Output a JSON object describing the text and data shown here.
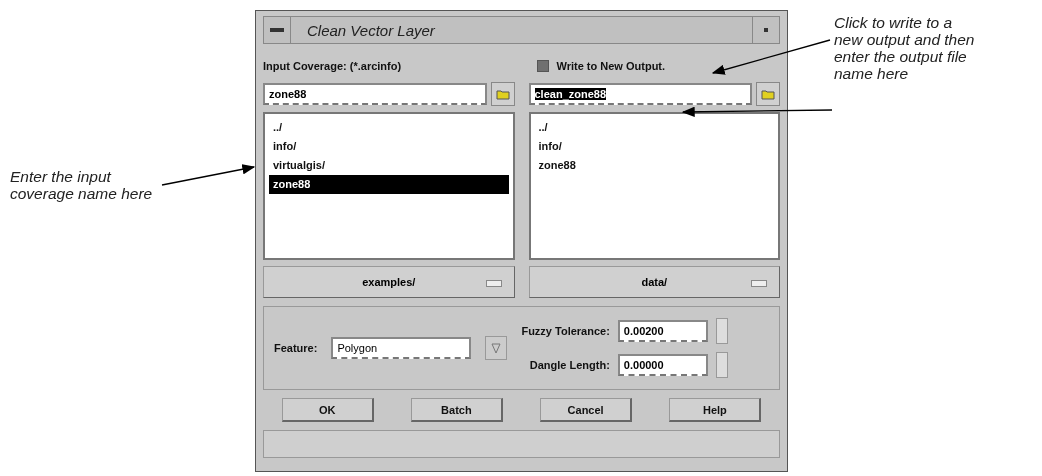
{
  "window": {
    "title": "Clean Vector Layer"
  },
  "input": {
    "label": "Input Coverage: (*.arcinfo)",
    "value": "zone88",
    "directory": "examples/",
    "files": [
      {
        "name": "../",
        "selected": false
      },
      {
        "name": "info/",
        "selected": false
      },
      {
        "name": "virtualgis/",
        "selected": false
      },
      {
        "name": "zone88",
        "selected": true
      }
    ]
  },
  "output": {
    "checkbox": {
      "label": "Write to New Output.",
      "checked": true
    },
    "value": "clean_zone88",
    "value_selected": true,
    "directory": "data/",
    "files": [
      {
        "name": "../",
        "selected": false
      },
      {
        "name": "info/",
        "selected": false
      },
      {
        "name": "zone88",
        "selected": false
      }
    ]
  },
  "feature": {
    "label": "Feature:",
    "value": "Polygon"
  },
  "parameters": [
    {
      "label": "Fuzzy Tolerance:",
      "value": "0.00200"
    },
    {
      "label": "Dangle Length:",
      "value": "0.00000"
    }
  ],
  "buttons": [
    "OK",
    "Batch",
    "Cancel",
    "Help"
  ],
  "left_annotation": [
    "Enter the input",
    "coverage name here"
  ],
  "right_annotation": [
    "Click to write to a",
    "new output and then",
    "enter the output file",
    "name here"
  ]
}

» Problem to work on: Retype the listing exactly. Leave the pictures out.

» Exercise answer:
Output a JSON object describing the text and data shown here.
{
  "window": {
    "title": "Clean Vector Layer"
  },
  "input": {
    "label": "Input Coverage: (*.arcinfo)",
    "value": "zone88",
    "directory": "examples/",
    "files": [
      {
        "name": "../",
        "selected": false
      },
      {
        "name": "info/",
        "selected": false
      },
      {
        "name": "virtualgis/",
        "selected": false
      },
      {
        "name": "zone88",
        "selected": true
      }
    ]
  },
  "output": {
    "checkbox": {
      "label": "Write to New Output.",
      "checked": true
    },
    "value": "clean_zone88",
    "value_selected": true,
    "directory": "data/",
    "files": [
      {
        "name": "../",
        "selected": false
      },
      {
        "name": "info/",
        "selected": false
      },
      {
        "name": "zone88",
        "selected": false
      }
    ]
  },
  "feature": {
    "label": "Feature:",
    "value": "Polygon"
  },
  "parameters": [
    {
      "label": "Fuzzy Tolerance:",
      "value": "0.00200"
    },
    {
      "label": "Dangle Length:",
      "value": "0.00000"
    }
  ],
  "buttons": [
    "OK",
    "Batch",
    "Cancel",
    "Help"
  ],
  "left_annotation": [
    "Enter the input",
    "coverage name here"
  ],
  "right_annotation": [
    "Click to write to a",
    "new output and then",
    "enter the output file",
    "name here"
  ]
}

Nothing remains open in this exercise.